I was blessed to experience many different schools in many different states prior to entering high school. I was taught how to think, not what to think. I was always given the opportunity to challenge myself, learned how to challenge others (students and teachers), learned how this country was founded upon christian values, and most importantly, that I was responsible for my education, I did not rely on the teachers, the books, or the lack luster students. If I wanted it, I went after it.
High school was a lousy experience. Not because the teachers were bad, the school was in shambles, or any thing not in my control. Rather, I looked at what was being sold, (Illinois school system 1960) and did not want any part of it. I attended classes, and continued to challenge "teachers" and administration. I would read history and challenge the teachers, read science books, and the bible and challenge the teachers, I would in most aspects challenge many of the changes that said I had to follow a specific curricula which I had no say in.
Later, I did decide to return to school and obtain a B.S. with High Honors. I used what I had been taught in the primary grades, self reliance, self respect, responsibility, and accountability to attain that degree. Much later I did receive my PhD, again I relied upon my early educational training.
My PhD is in Vocational Education, now called Adult Education, now called Life Learning. I have used my training and experience to teach adults, children, and a special group of "rebellious" students. I have, not to blow my horn, shown many how to find their interests, and then pursue them in a manner which will provide an income. College is not and should not be the end goal, rather the ability to support oneself and make a contribution to society should be the end goal. No one should be forced to think that being a plumber, gardner, farmer is less respected than accountant or medical doctor.
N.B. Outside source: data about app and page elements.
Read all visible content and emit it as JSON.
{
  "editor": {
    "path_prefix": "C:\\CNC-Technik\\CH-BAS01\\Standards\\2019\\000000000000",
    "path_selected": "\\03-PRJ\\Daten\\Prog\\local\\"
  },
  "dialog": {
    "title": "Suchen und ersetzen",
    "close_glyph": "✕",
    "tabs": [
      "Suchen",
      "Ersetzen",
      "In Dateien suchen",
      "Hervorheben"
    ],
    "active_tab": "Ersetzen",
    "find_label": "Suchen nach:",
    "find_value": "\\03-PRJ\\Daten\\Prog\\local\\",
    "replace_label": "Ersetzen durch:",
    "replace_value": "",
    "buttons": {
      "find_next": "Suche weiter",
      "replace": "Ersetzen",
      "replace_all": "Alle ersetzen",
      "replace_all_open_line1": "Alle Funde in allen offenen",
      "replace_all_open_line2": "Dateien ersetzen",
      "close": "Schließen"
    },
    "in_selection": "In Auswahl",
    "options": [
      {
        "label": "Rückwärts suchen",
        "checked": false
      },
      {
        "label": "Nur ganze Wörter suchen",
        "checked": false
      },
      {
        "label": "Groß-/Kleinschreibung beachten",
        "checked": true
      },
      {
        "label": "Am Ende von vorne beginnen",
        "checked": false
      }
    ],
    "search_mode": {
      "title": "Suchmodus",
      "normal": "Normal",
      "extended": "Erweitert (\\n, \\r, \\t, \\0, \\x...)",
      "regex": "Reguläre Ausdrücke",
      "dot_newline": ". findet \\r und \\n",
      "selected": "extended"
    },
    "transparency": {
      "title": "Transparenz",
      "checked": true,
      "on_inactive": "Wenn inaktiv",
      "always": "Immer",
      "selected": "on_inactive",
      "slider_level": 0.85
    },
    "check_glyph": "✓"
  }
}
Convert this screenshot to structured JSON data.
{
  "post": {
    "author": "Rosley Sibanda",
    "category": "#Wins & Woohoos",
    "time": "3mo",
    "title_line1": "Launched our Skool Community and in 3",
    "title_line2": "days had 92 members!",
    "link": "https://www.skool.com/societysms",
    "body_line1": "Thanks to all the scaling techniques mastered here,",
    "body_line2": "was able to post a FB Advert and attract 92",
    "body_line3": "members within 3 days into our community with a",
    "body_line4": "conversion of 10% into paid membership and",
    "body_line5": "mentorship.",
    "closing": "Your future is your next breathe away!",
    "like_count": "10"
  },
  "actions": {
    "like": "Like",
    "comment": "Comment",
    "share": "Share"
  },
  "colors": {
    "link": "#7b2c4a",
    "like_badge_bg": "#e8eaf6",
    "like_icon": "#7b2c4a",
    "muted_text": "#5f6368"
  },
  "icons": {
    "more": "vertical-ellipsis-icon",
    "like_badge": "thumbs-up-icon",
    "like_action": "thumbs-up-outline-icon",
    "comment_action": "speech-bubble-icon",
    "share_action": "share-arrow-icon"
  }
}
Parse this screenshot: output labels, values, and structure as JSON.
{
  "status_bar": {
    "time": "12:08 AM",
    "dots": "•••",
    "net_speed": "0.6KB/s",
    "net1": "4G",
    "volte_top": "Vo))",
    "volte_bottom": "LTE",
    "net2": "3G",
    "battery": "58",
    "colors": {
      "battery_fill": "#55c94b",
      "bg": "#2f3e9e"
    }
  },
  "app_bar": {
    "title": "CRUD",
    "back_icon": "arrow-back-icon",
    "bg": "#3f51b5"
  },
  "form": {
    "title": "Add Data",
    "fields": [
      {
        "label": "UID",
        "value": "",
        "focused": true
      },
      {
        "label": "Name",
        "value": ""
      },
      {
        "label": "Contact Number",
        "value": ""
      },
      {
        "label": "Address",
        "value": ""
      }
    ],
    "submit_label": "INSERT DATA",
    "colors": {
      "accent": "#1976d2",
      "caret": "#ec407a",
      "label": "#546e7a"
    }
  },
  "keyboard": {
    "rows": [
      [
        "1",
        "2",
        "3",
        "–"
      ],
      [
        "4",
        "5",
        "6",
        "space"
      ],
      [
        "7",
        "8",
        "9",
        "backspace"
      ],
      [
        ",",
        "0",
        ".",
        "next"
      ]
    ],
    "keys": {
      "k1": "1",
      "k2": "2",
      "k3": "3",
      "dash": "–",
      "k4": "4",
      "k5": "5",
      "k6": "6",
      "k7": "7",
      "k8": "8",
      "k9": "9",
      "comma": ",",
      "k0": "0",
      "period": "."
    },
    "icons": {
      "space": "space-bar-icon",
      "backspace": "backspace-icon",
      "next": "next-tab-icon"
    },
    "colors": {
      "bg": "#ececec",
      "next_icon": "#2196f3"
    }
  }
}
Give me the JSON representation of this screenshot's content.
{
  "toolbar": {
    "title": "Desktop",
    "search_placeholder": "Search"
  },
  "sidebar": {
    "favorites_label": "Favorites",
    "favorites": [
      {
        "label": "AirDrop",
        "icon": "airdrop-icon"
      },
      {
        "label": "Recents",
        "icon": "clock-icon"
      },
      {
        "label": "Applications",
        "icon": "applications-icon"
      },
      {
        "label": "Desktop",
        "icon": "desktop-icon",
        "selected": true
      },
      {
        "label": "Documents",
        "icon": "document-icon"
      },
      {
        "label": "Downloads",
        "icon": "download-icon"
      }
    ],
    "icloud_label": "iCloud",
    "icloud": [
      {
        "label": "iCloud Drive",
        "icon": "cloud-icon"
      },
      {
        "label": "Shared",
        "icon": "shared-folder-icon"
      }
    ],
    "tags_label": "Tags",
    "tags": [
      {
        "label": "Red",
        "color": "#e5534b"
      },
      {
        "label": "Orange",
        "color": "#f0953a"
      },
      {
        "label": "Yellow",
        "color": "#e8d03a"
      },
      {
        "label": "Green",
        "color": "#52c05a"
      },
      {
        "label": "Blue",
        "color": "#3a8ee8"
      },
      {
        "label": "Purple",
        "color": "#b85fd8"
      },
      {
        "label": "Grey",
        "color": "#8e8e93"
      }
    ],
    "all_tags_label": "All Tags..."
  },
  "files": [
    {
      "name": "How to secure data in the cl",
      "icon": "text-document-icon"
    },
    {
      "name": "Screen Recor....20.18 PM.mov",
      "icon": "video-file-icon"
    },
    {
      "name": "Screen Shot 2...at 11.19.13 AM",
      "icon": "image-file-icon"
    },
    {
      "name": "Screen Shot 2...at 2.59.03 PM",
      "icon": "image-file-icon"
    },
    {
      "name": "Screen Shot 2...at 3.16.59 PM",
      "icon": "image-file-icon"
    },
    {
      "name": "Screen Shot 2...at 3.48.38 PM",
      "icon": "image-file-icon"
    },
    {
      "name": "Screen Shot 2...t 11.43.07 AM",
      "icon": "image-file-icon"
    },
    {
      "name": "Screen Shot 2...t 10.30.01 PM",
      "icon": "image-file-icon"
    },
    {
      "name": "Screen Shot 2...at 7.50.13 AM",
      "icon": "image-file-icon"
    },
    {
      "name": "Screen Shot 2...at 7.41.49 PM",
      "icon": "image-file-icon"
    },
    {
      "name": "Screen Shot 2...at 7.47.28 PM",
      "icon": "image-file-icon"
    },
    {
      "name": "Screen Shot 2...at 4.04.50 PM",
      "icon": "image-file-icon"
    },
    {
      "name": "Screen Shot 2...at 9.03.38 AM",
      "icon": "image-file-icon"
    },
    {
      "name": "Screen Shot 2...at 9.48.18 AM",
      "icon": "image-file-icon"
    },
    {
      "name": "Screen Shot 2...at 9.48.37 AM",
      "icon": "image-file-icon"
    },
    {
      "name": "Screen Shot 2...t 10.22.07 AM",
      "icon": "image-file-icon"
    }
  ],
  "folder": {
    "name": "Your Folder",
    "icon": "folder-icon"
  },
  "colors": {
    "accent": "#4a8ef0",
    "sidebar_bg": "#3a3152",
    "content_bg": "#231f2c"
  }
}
Dewy was wrong in his goal, progressives looked at his goal as the road to utopia, without thinking and realizing that a persons dreams and aspirations are more important than the collective. Keep up your "fight" as it is the good fight, it recognizes the fact that God has given us our own individual desires and capabilities. I promote home schooling in many different areas, not to undercut public education, but more to enhance it. I also strongly promote parental involvement at all levels of education. It is the parent who first and for most contributes to the self esteem and self worth of the child and they are more than critical in the development of the child through about 16 or 17. Teachers, principals, governmental agencies do not have the same emotional commitment as a parent, nor do that have the blessings of seeing the child grow from an embryo to an adult, and those two considerations have been replaced by "we know best" edicts which are contrary to the innate desire of a parent to do what is best for a child.
Just my thoughts!!
Some good thinking here. The "Global" aspect is the kiss of death for our children as it is crafted to inure them to the idea that our Constitution is a hindrance rather than the instrument which guarantees their freedom and makes America unique in the world. At least it has until the last few decades when the Fed and agenda driven liberal, progressive, Marxist politicians got involved in local education.
Another good read Ms.T..Reminds me of what we were told by certain Dewey eyed educators when I was staring high school. We were told back then (in the 60's)that we needed to "reach beyond whatever we had learned at home or in church and trust our educators who could lead us to a brighter and more promising future." I was the kid who got high B or low A when I was interested in the subject--or liked the Teacher.-but I got bored easy and found being class clown had more immediate rewards. I recall hearing somewhere the purpose of education today is not to educate so much as to prepare children to serve as citizens of our global community. Stepford indeed--the progressives dream for America.